So, carbonOS was born. It was supposed to be a set of tools and configuration for NixOS that made it intuitive to use. I was going to purpose-build a DE (carbonSHELL) for NixOS that hides all the underlying complexity and gives the user a seamless UX.

Over time, however, I started feeling like I’m fighting against NixOS’s model. I’d have to generate Nix code on the fly, and overall my solutions would have to end up being hacks. I started questioning whether or not I should continue mangling NixOS’s system into something it wasn’t designed to be, or should I just write me own? So, I did some more research, found libostree, and shifted the focus of carbonOS. It was now going to be its own distro—based on the Freedesktop SDK and OSTree—that gives many of NixOS’s system stability benefits with a good UX and none of the underlying complexity. I made my own shell-script-based build system and got to work. I had a booting OS on Christmas 2018. Not long after, I had carbonSHELL running on my new base system.

Fast-forward a year. Work is happening at a steady pace, but the most frustrating thing about it is the build system and the Freedesktop SDK base. It wasn’t very maintainable. The build system worked poorly and had no automation. Also, I’d end up fighting with incompatibilities between the SDK and my own packages. Eventually I had enough, so I found BuildStream and read through LFS a couple of times. After some careful consideration, I decided it would be best to rewrite carbonOS’s build scripts and make it a fully independent distro.

I wrote up a proposal to my high school, and got approved for funding through the Strnad Program. I used the money to build a computer with enough CPU power to quickly build the OS (~1hr, at the time), and got to work porting. Not long after, the BuildStream rewrite was booting, then had carbonSHELL running on it. This rewrite surpassed the functionality of the old system quickly.

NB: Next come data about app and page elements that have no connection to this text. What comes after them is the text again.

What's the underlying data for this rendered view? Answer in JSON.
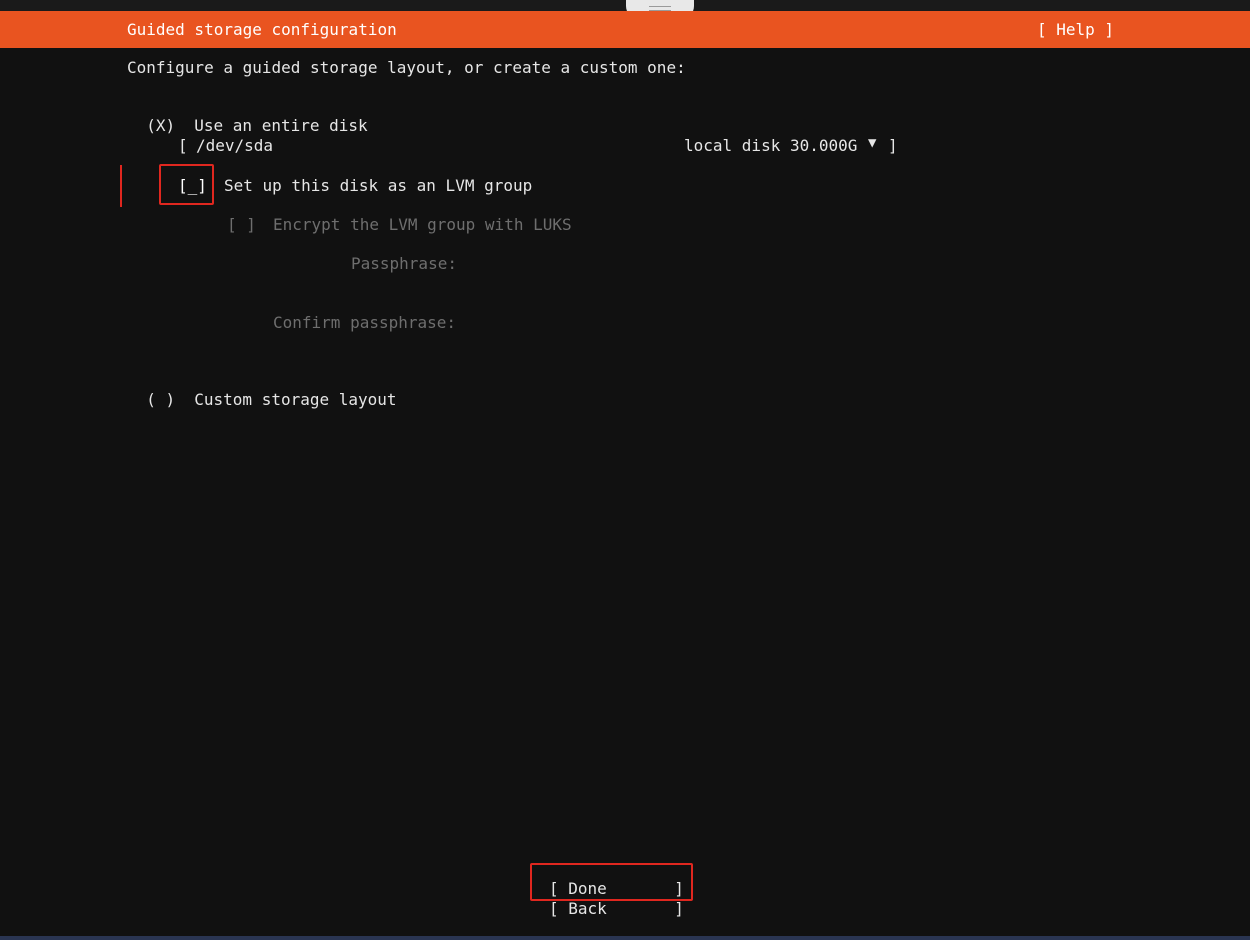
{
  "header": {
    "title": "Guided storage configuration",
    "help_label": "[ Help ]",
    "bg_color": "#e95420"
  },
  "intro": "Configure a guided storage layout, or create a custom one:",
  "options": {
    "entire_disk": {
      "indicator": "(X)",
      "label": "Use an entire disk",
      "selected": true
    },
    "custom": {
      "indicator": "( )",
      "label": "Custom storage layout",
      "selected": false
    }
  },
  "disk_select": {
    "open": "[",
    "device": "/dev/sda",
    "description": "local disk 30.000G",
    "arrow": "▼",
    "close": "]"
  },
  "lvm": {
    "checkbox": "[_]",
    "label": "Set up this disk as an LVM group",
    "checked": false
  },
  "encrypt": {
    "checkbox": "[ ]",
    "label": "Encrypt the LVM group with LUKS",
    "enabled": false
  },
  "passphrase": {
    "label": "Passphrase:",
    "confirm_label": "Confirm passphrase:"
  },
  "buttons": {
    "done": "[ Done       ]",
    "back": "[ Back       ]"
  },
  "colors": {
    "accent": "#e95420",
    "focus_highlight": "#e0271f",
    "background": "#111111",
    "disabled_text": "#6e6e6e"
  }
}
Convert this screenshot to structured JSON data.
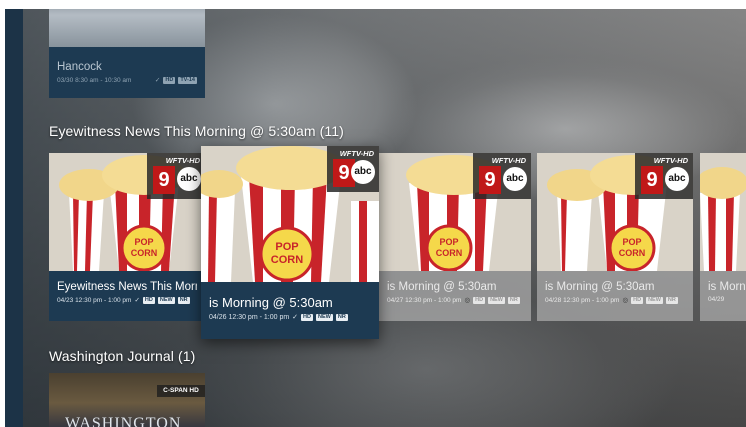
{
  "rows": [
    {
      "title": "",
      "cards": [
        {
          "title": "Hancock",
          "meta": "03/30 8:30 am - 10:30 am",
          "badges": [
            "HD",
            "TV-14"
          ]
        }
      ]
    },
    {
      "title": "Eyewitness News This Morning @ 5:30am (11)",
      "network": {
        "call": "WFTV-HD",
        "channel": "9",
        "logo": "abc"
      },
      "cards": [
        {
          "title": "Eyewitness News This Morn",
          "meta": "04/23 12:30 pm - 1:00 pm",
          "badges": [
            "HD",
            "NEW",
            "NR"
          ]
        },
        {
          "title": "is Morning @ 5:30am",
          "meta": "04/26 12:30 pm - 1:00 pm",
          "badges": [
            "HD",
            "NEW",
            "NR"
          ]
        },
        {
          "title": "is Morning @ 5:30am",
          "meta": "04/27 12:30 pm - 1:00 pm",
          "badges": [
            "HD",
            "NEW",
            "NR"
          ]
        },
        {
          "title": "is Morning @ 5:30am",
          "meta": "04/28 12:30 pm - 1:00 pm",
          "badges": [
            "HD",
            "NEW",
            "NR"
          ]
        },
        {
          "title": "is Morn",
          "meta": "04/29",
          "badges": []
        }
      ]
    },
    {
      "title": "Washington Journal (1)",
      "cards": [
        {
          "title": "",
          "meta": "",
          "badges": [],
          "network": "C-SPAN HD",
          "art_text": "WASHINGTON"
        }
      ]
    }
  ]
}
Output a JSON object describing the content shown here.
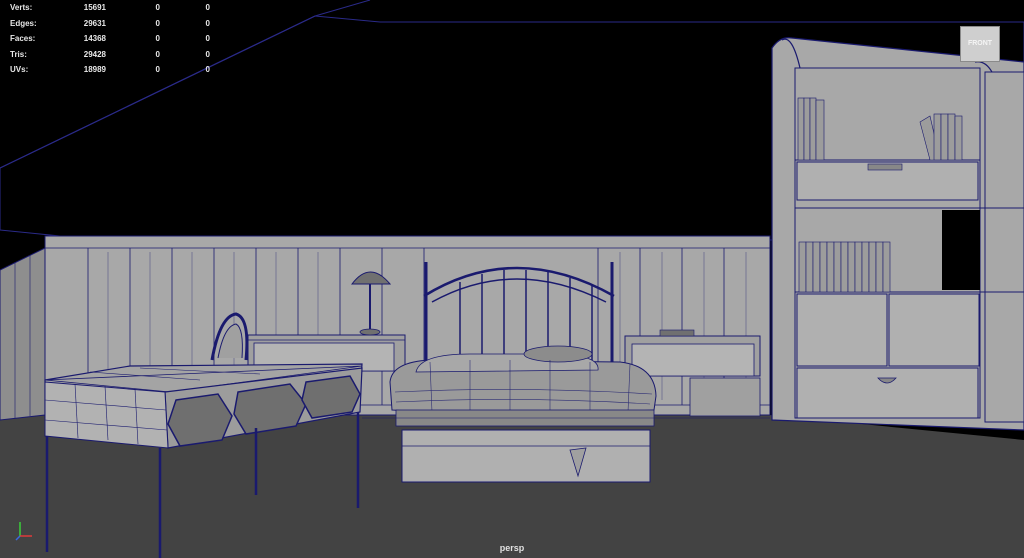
{
  "hud": {
    "rows": [
      {
        "label": "Verts:",
        "total": "15691",
        "selected": "0",
        "component": "0"
      },
      {
        "label": "Edges:",
        "total": "29631",
        "selected": "0",
        "component": "0"
      },
      {
        "label": "Faces:",
        "total": "14368",
        "selected": "0",
        "component": "0"
      },
      {
        "label": "Tris:",
        "total": "29428",
        "selected": "0",
        "component": "0"
      },
      {
        "label": "UVs:",
        "total": "18989",
        "selected": "0",
        "component": "0"
      }
    ]
  },
  "viewport": {
    "camera_name": "persp",
    "view_cube_label": "FRONT"
  },
  "colors": {
    "background": "#000000",
    "wall": "#a6a6a6",
    "floor": "#404040",
    "wireframe": "#1a1a6e"
  },
  "icons": {
    "view_cube": "view-cube-icon",
    "axis_gizmo": "axis-gizmo-icon"
  }
}
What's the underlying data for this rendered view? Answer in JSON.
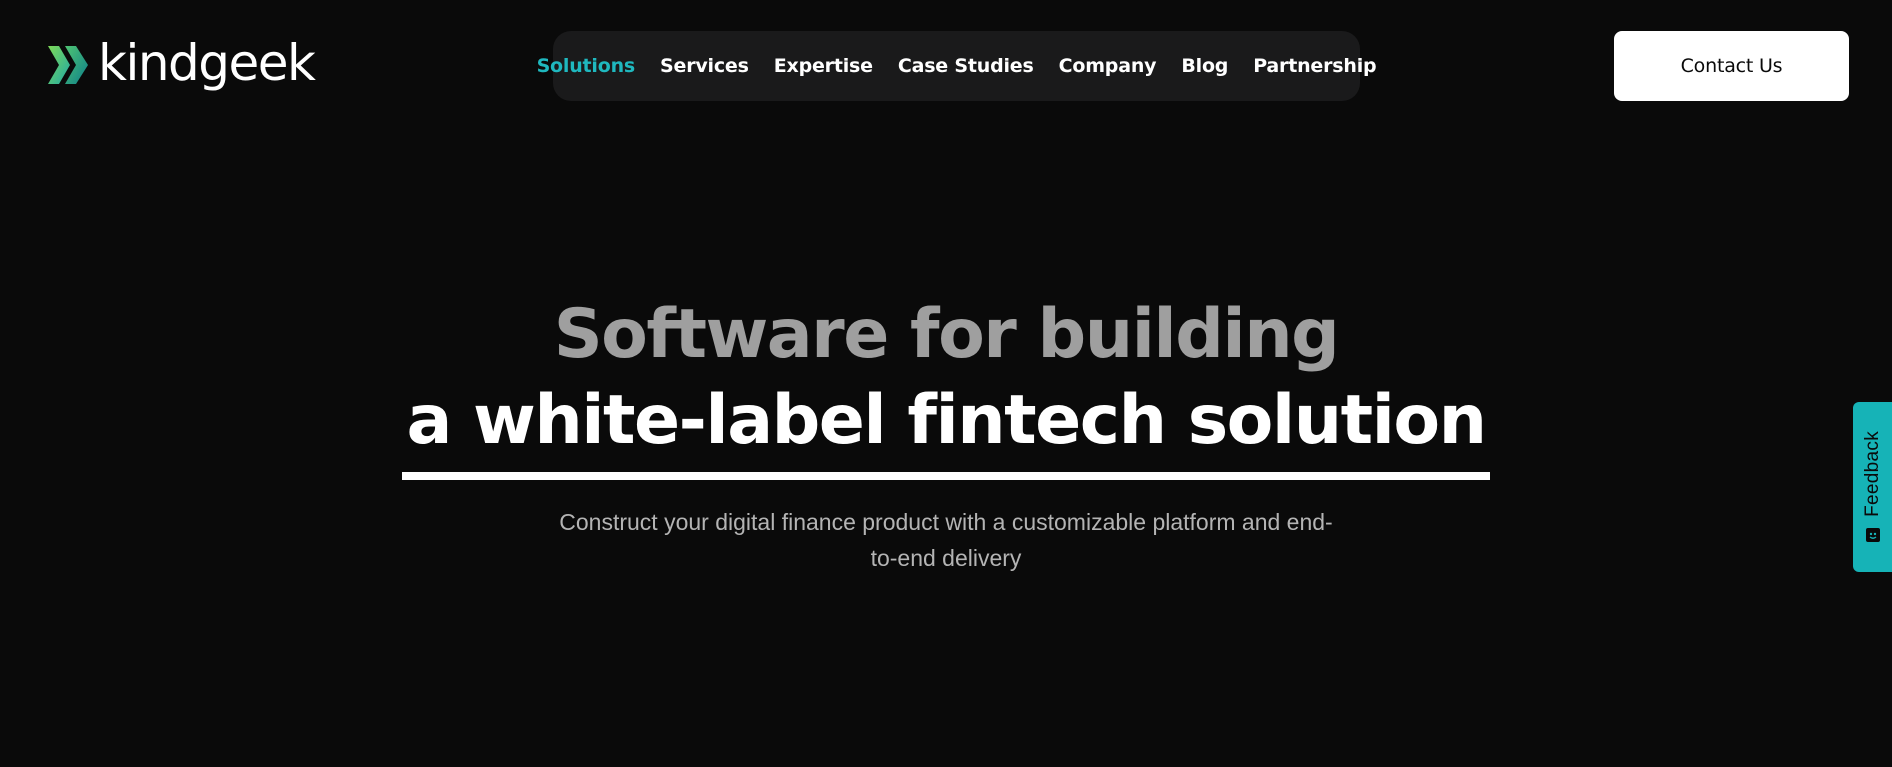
{
  "brand": {
    "name": "kindgeek",
    "colors": {
      "accent": "#1fb8bf",
      "mark_green": "#6fcf5a",
      "mark_teal": "#159aa0"
    }
  },
  "nav": {
    "items": [
      {
        "label": "Solutions",
        "active": true
      },
      {
        "label": "Services",
        "active": false
      },
      {
        "label": "Expertise",
        "active": false
      },
      {
        "label": "Case Studies",
        "active": false
      },
      {
        "label": "Company",
        "active": false
      },
      {
        "label": "Blog",
        "active": false
      },
      {
        "label": "Partnership",
        "active": false
      }
    ]
  },
  "header": {
    "contact_label": "Contact Us"
  },
  "hero": {
    "title_line1": "Software for building",
    "title_line2": "a white-label fintech solution",
    "subtitle": "Construct your digital finance product with a customizable platform and end-to-end delivery"
  },
  "feedback": {
    "label": "Feedback",
    "icon": "feedback-icon",
    "color": "#16b3b7"
  }
}
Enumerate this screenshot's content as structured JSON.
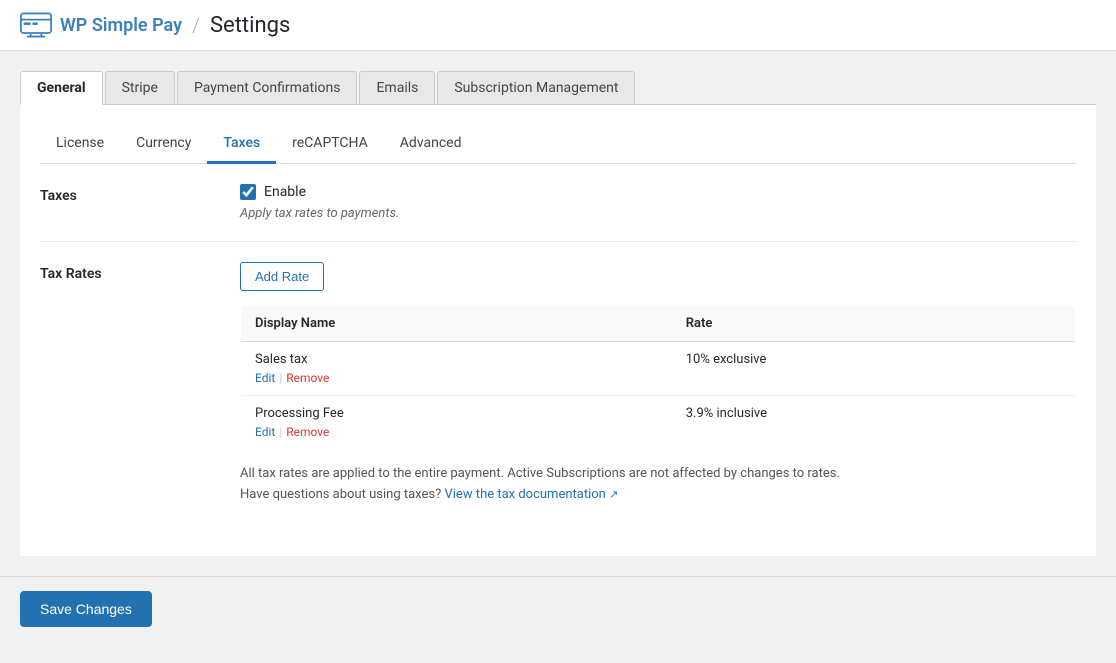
{
  "header": {
    "logo_text": "WP Simple Pay",
    "separator": "/",
    "page_title": "Settings"
  },
  "primary_tabs": {
    "items": [
      {
        "id": "general",
        "label": "General",
        "active": true
      },
      {
        "id": "stripe",
        "label": "Stripe",
        "active": false
      },
      {
        "id": "payment-confirmations",
        "label": "Payment Confirmations",
        "active": false
      },
      {
        "id": "emails",
        "label": "Emails",
        "active": false
      },
      {
        "id": "subscription-management",
        "label": "Subscription Management",
        "active": false
      }
    ]
  },
  "secondary_tabs": {
    "items": [
      {
        "id": "license",
        "label": "License",
        "active": false
      },
      {
        "id": "currency",
        "label": "Currency",
        "active": false
      },
      {
        "id": "taxes",
        "label": "Taxes",
        "active": true
      },
      {
        "id": "recaptcha",
        "label": "reCAPTCHA",
        "active": false
      },
      {
        "id": "advanced",
        "label": "Advanced",
        "active": false
      }
    ]
  },
  "taxes_section": {
    "label": "Taxes",
    "enable_label": "Enable",
    "description": "Apply tax rates to payments."
  },
  "tax_rates_section": {
    "label": "Tax Rates",
    "add_rate_label": "Add Rate",
    "table": {
      "col_display_name": "Display Name",
      "col_rate": "Rate",
      "rows": [
        {
          "name": "Sales tax",
          "rate": "10% exclusive",
          "edit_label": "Edit",
          "remove_label": "Remove"
        },
        {
          "name": "Processing Fee",
          "rate": "3.9% inclusive",
          "edit_label": "Edit",
          "remove_label": "Remove"
        }
      ]
    },
    "info_text_1": "All tax rates are applied to the entire payment. Active Subscriptions are not affected by changes to rates.",
    "info_text_2": "Have questions about using taxes?",
    "doc_link_label": "View the tax documentation",
    "external_icon": "↗"
  },
  "footer": {
    "save_label": "Save Changes"
  }
}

In 2020, I generated my first bootable ISO. This became the first, “Pre-Alpha” release of carbonOS: 2020.1. I don’t have access to this ISO at the moment due to issues with AWS and autopay, but I’d like to get it back eventually!

Now, another year later, I’m ready to release the first Alpha! I think this is the first point where it’s actually possible to daily-drive the OS, though I wouldn’t recommend doing that just yet.


carbonOS has evolved significantly since 2020.1! Here’s an explanation of some of the changes:


A lot of work needs to be done before carbonOS is ready for prime time. For the next release, I’m planning on focusing on these areas:

For more detail on these changes and to track progress, check out the milestone on GitLab!


I don’t have much of a structure set up for getting contributions yet. However, I’d be happy to accept some help! If you’d like to test out carbonOS, you can download it here. If you’d like to contribute, check out the source code and join the development channel: #carbonOS on Matrix. Thank you!